|Looks like butta.|
This is not a complicated cheese, it's just a simple curdled-milk cheese--a basic paneer--that I will use for cooking and sharing. It is creamy and mild and adapts well to lots of recipes. Making it from raw milk that has about two least inches of cream on the surface will make a rich cheese that spreads and melts well.
I've been making this kind of cheese for a long time. My Indian friends first showed me how to do it years ago and because it is so remarkably simple, I make it frequently. It has two ingredients: milk and acid. You can add salt and sugar to flavor the cheese, of course, but the procedure remains the same. You'll need a stove, a large pot, some cheesecloth or a thin tea towel or flour sack towel, and a sieve or strainer. A thermometer is helpful, but not necessary. Find the technique here.
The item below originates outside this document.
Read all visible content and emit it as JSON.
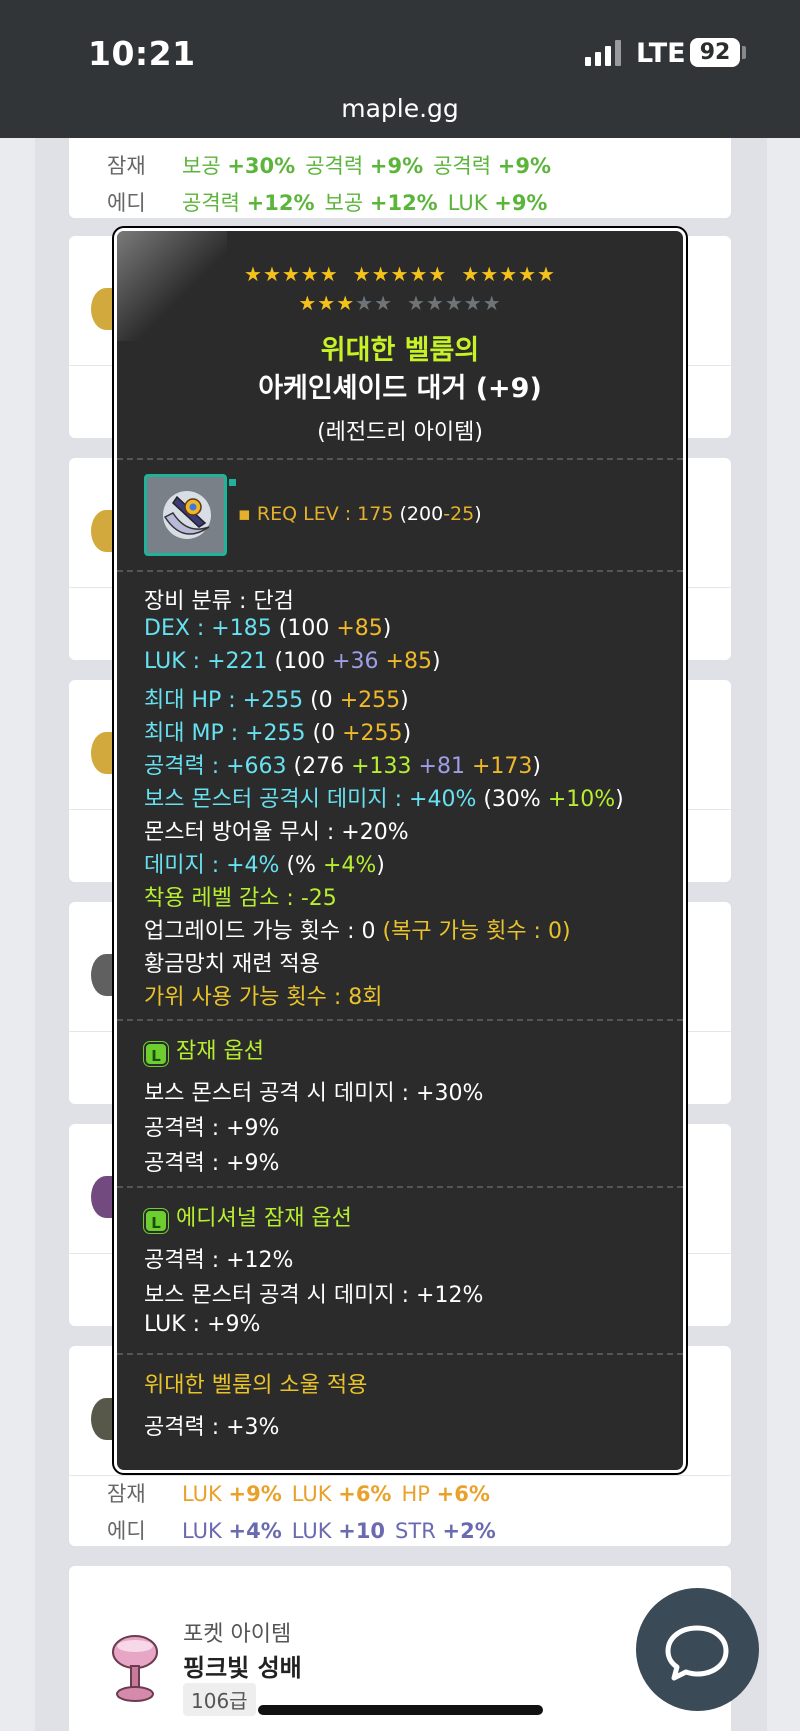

|My cheese and yogurt-making thermometer.|
You can press as much whey out of the curds as you'd like; the less fat in the milk you use and the more you press, the firmer and less spreadable your cheese will be. I decided to drain the whey without pressing on the curds and got a creamy, ricotta-like texture.
Drizzled with garlic and herb-infused olive oil, later on, with a little balsamic vinegar and eaten with crusty bread or my personal favorite, Ines Rosales Tortas de Aceite, it's a knock-out lunch.
And yes, those are Cerignola olives--so big they have the distinction of being the largest known olive. They are dense, buttery and really, really good. You can enjoy this cheese with a really lovely glass of Sancerre to pick up the olive notes, or a glass of floral, limey Albarino. Either way, you can't go wrong.
May your tastebuds dance!